*Saved data entries*

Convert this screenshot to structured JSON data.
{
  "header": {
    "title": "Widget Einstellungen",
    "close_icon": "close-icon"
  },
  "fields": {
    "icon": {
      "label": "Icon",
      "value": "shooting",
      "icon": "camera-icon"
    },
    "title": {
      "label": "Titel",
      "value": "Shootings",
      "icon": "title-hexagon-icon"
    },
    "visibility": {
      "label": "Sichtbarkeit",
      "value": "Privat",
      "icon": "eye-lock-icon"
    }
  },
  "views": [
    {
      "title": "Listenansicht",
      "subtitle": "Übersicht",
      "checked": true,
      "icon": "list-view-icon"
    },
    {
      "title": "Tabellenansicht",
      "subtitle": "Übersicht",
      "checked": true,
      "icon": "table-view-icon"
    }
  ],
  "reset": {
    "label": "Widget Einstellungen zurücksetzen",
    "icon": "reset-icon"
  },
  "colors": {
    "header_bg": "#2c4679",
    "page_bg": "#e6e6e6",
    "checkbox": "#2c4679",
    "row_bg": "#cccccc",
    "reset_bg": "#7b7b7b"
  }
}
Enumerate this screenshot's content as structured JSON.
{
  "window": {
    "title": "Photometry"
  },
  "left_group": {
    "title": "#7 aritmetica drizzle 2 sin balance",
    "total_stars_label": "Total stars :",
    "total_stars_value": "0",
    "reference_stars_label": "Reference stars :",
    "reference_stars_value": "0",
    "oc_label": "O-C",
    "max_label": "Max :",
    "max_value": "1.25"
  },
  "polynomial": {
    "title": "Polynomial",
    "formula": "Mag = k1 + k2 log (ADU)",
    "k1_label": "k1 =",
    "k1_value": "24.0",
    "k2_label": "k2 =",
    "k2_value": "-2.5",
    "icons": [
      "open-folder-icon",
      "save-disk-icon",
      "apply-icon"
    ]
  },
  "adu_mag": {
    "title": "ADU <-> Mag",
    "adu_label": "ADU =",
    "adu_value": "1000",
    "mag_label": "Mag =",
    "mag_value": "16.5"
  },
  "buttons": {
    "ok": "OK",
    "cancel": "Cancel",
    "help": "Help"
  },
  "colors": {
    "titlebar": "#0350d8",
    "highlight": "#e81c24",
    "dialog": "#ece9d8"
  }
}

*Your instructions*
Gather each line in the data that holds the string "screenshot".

*Result of this task*
Convert this screenshot to structured JSON data.
Enumerate this screenshot's content as structured JSON.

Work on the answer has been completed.